  • Alzheimer's Deaths Jump 55 Percent: CDC

    Posted: 05/26/2017

    Alzheimer's Deaths Jump 55 Percent: CDC THURSDAY, May 25, 2017 (HealthDay News) -- As more baby boomers age, deaths from Alzheimer's disease have jumped 55 percent, and in a quarter of those cases the heavy burden of caregiving has fallen on loved ones, U.S. health officials report. "Alzheimer's disease is a public health problem that affects not only people with Alzheimer's disease, but also the people who provide care to them, which is often family members," said report author Christopher Taylor. He's...

  • Autism's 'Worryingly' High Suicide Rates Spur Conference

    Posted: 05/26/2017

    Autism's 'Worryingly' High Suicide Rates Spur Conference THURSDAY, May 25, 2017 (HealthDay News) -- High rates of suicide among people with autism are drawing specialists to a conference this week in England. "What relatively little we know about suicidality in autism points to a worryingly high prevalence of people with the condition contemplating and attempting to take their own life," said Sarah Cassidy, co-author of a paper written in advance of the meeting. "More concerning still, the small body of...

  • Adults Who Love Exercise May Gain 9 'Biological' Years

    Posted: 05/26/2017

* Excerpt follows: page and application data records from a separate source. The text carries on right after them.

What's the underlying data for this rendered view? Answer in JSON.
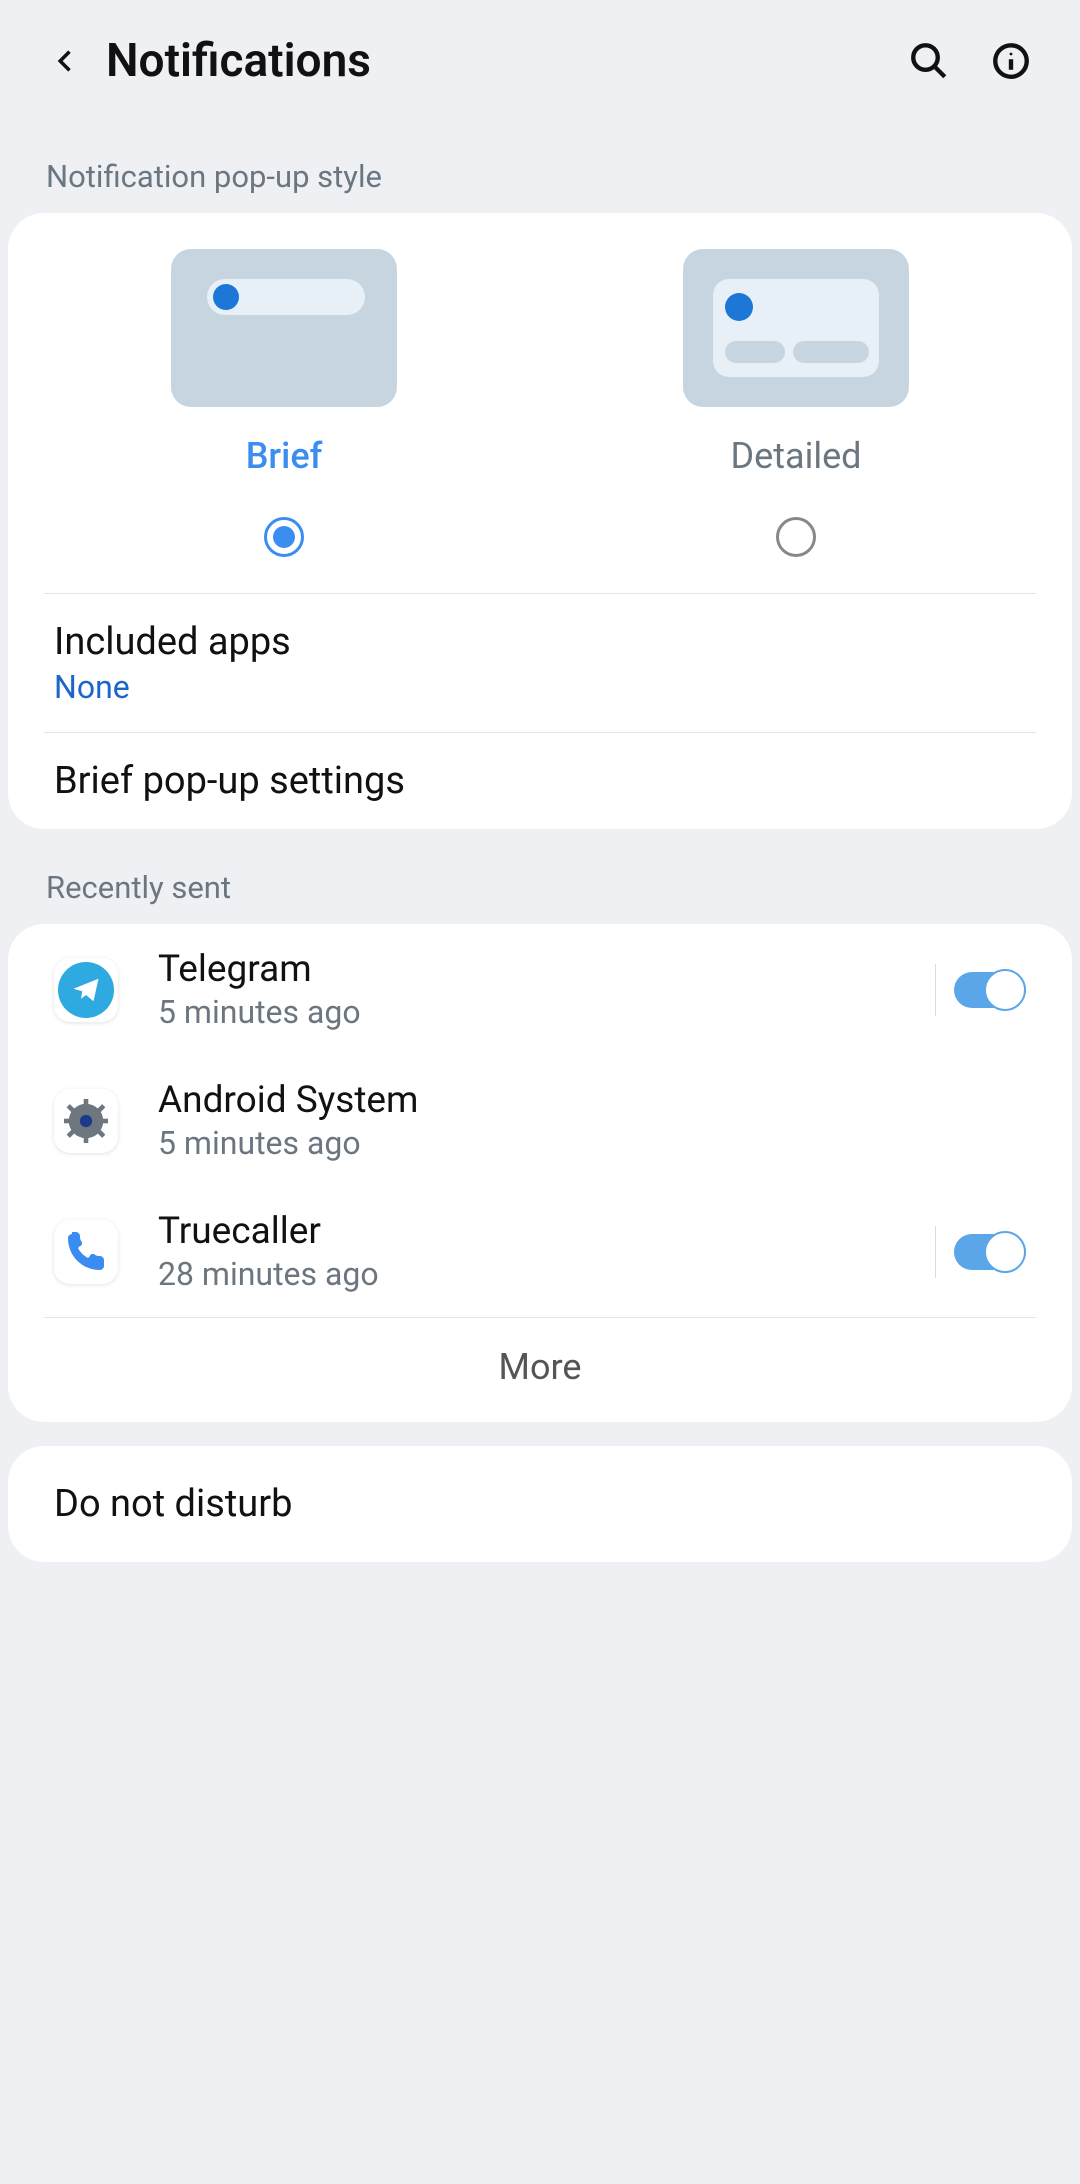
{
  "header": {
    "title": "Notifications"
  },
  "popup": {
    "section_label": "Notification pop-up style",
    "brief_label": "Brief",
    "detailed_label": "Detailed",
    "included_label": "Included apps",
    "included_value": "None",
    "brief_settings_label": "Brief pop-up settings"
  },
  "recent": {
    "section_label": "Recently sent",
    "items": [
      {
        "name": "Telegram",
        "time": "5 minutes ago"
      },
      {
        "name": "Android System",
        "time": "5 minutes ago"
      },
      {
        "name": "Truecaller",
        "time": "28 minutes ago"
      }
    ],
    "more_label": "More"
  },
  "dnd": {
    "label": "Do not disturb"
  }
}
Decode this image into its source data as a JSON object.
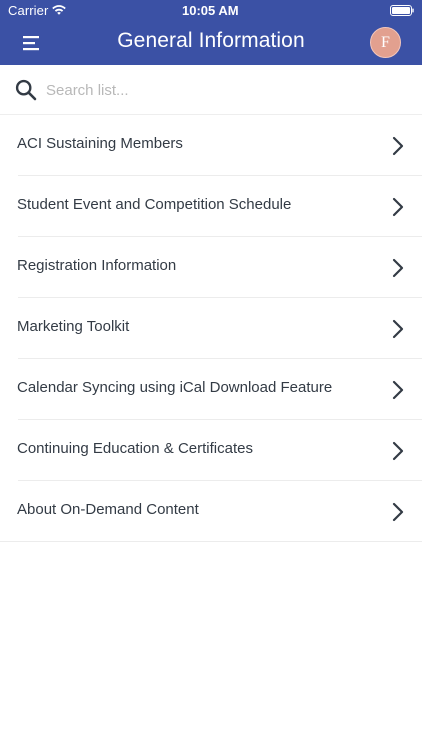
{
  "status_bar": {
    "carrier": "Carrier",
    "time": "10:05 AM",
    "wifi_icon": "wifi-icon",
    "battery_icon": "battery-icon"
  },
  "header": {
    "title": "General Information",
    "menu_icon": "hamburger-menu-icon",
    "avatar_initial": "F",
    "background_color": "#3b51a5",
    "avatar_color": "#e2a08f"
  },
  "search": {
    "placeholder": "Search list...",
    "value": "",
    "icon": "search-icon"
  },
  "list": {
    "items": [
      {
        "label": "ACI Sustaining Members"
      },
      {
        "label": "Student Event and Competition Schedule"
      },
      {
        "label": "Registration Information"
      },
      {
        "label": "Marketing Toolkit"
      },
      {
        "label": "Calendar Syncing using iCal Download Feature"
      },
      {
        "label": "Continuing Education & Certificates"
      },
      {
        "label": "About On-Demand Content"
      }
    ],
    "chevron_icon": "chevron-right-icon"
  }
}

    Adults Who Love Exercise May Gain 9 'Biological' Years FRIDAY, May 26, 2017 (HealthDay News) -- Could regular, strenuous exercise be a "fountain of youth"? New research suggests it could be -- for your cells, at least. "Just because you're 40 doesn't mean you're 40 years old biologically," said Larry Tucker, a professor of exercise science at Brigham Young University in Utah. "We all know people that seem younger than their actual age. The more physically active we are, the less biological aging takes p...

  • Another Step Toward Ebola Protection

    Posted: 05/25/2017

    Another Step Toward Ebola Protection THURSDAY, May 18, 2017 (HealthDay News) -- On the heels of concerns about a new Ebola outbreak in Africa, scientists say they've discovered the first human antibodies effective against all major Ebola viruses. The findings could lead to the first effective treatments and vaccines, according to the team of academic, industry and government researchers. Analysis of the blood of a survivor of the 2013-2016 Ebola outbreak in Western Africa led to the discovery. That epid...